About Target’s Credit Card Security Breach, What Is Overreacting and What Is Not
This is important enough to interrupt the usual Geek Friday post.
WCPO Cincinnati reports there is “Fury and frustration over Target data breach“. That may be understandable, but it is helpful to realize that Target is as much a victim as those whose information was stolen. Target and other large companies generally go to great lengths to secure customer financial information, and Target did the responsible thing by reporting the incident right away instead of stalling, such as Sony did in 2011.
Having said that, Target is being quite low key about some aspects of this event. I saw somewhere on the web that someone at Target made the comment that it was important to not “overreact”. While true, I notice all they are advising people to do is watch their credit card statements. Even if you have online access, by the time that it shows up on the bill, it is too late. Someone has used that information and stolen money, even if it might not be the Target customer who will eventually be reimbursed. Then, there is the whole tangled mess involved if it is a debit card.
The information stolen appears to be the entire enchilada. The entire slate of information on the magnetic strip has been stolen, which would include a security code, credit card number and expiration date, all of which is sufficient in some cases to make a fraudulent purchase or even create a counterfeit of the original card. The one thing that might slow someone down is that apparently the CCV code, the three or four numbers visible on the back, are not included.
I saw a news broadcast last night where the individual flat out stated that if you used your credit card at Target between Thanksgiving and 15 December to just cancel the card and get a new one. I would concur. Legitimate charges can be rolled over from the old one, as they are still on the account, but no new charges can be made. It might mean being without the use of the card for a couple of weeks, but that inconvenience is less than what is involved with disputing charges and having to cancel it anyways.
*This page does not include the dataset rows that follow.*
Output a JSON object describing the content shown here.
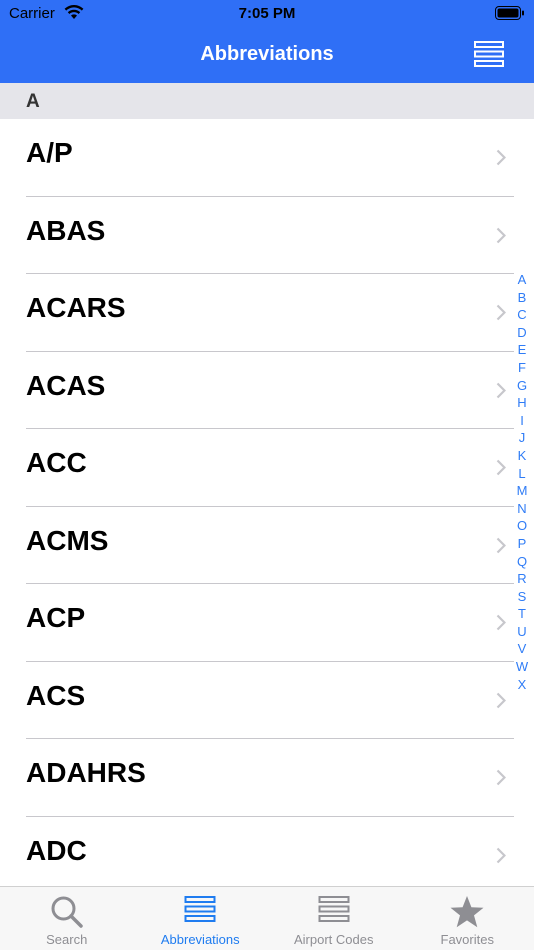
{
  "status": {
    "carrier": "Carrier",
    "time": "7:05 PM"
  },
  "nav": {
    "title": "Abbreviations"
  },
  "section": {
    "letter": "A"
  },
  "rows": [
    "A/P",
    "ABAS",
    "ACARS",
    "ACAS",
    "ACC",
    "ACMS",
    "ACP",
    "ACS",
    "ADAHRS",
    "ADC"
  ],
  "index": [
    "A",
    "B",
    "C",
    "D",
    "E",
    "F",
    "G",
    "H",
    "I",
    "J",
    "K",
    "L",
    "M",
    "N",
    "O",
    "P",
    "Q",
    "R",
    "S",
    "T",
    "U",
    "V",
    "W",
    "X"
  ],
  "tabs": [
    {
      "label": "Search",
      "icon": "search-icon"
    },
    {
      "label": "Abbreviations",
      "icon": "list-icon",
      "active": true
    },
    {
      "label": "Airport Codes",
      "icon": "list-icon"
    },
    {
      "label": "Favorites",
      "icon": "star-icon"
    }
  ],
  "colors": {
    "accent": "#2f6ff6",
    "active_tab": "#1f7cf0",
    "inactive_tab": "#8e8e93"
  }
}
Double that advice if it is a debit card! Not only are there false charges to deal with, but the potential of overdraft and bank fees, even if waived, are enough to cause a migraine.
However, yelling at Target or vowing to never shop there again is not the answer. Data breaches cannot be avoided 100% of the time, and there is ample evidence, according the experts and a little common sense, that this was an inside job. That is the type of breach that is the hardest to guard against (if not impossible to stop completely).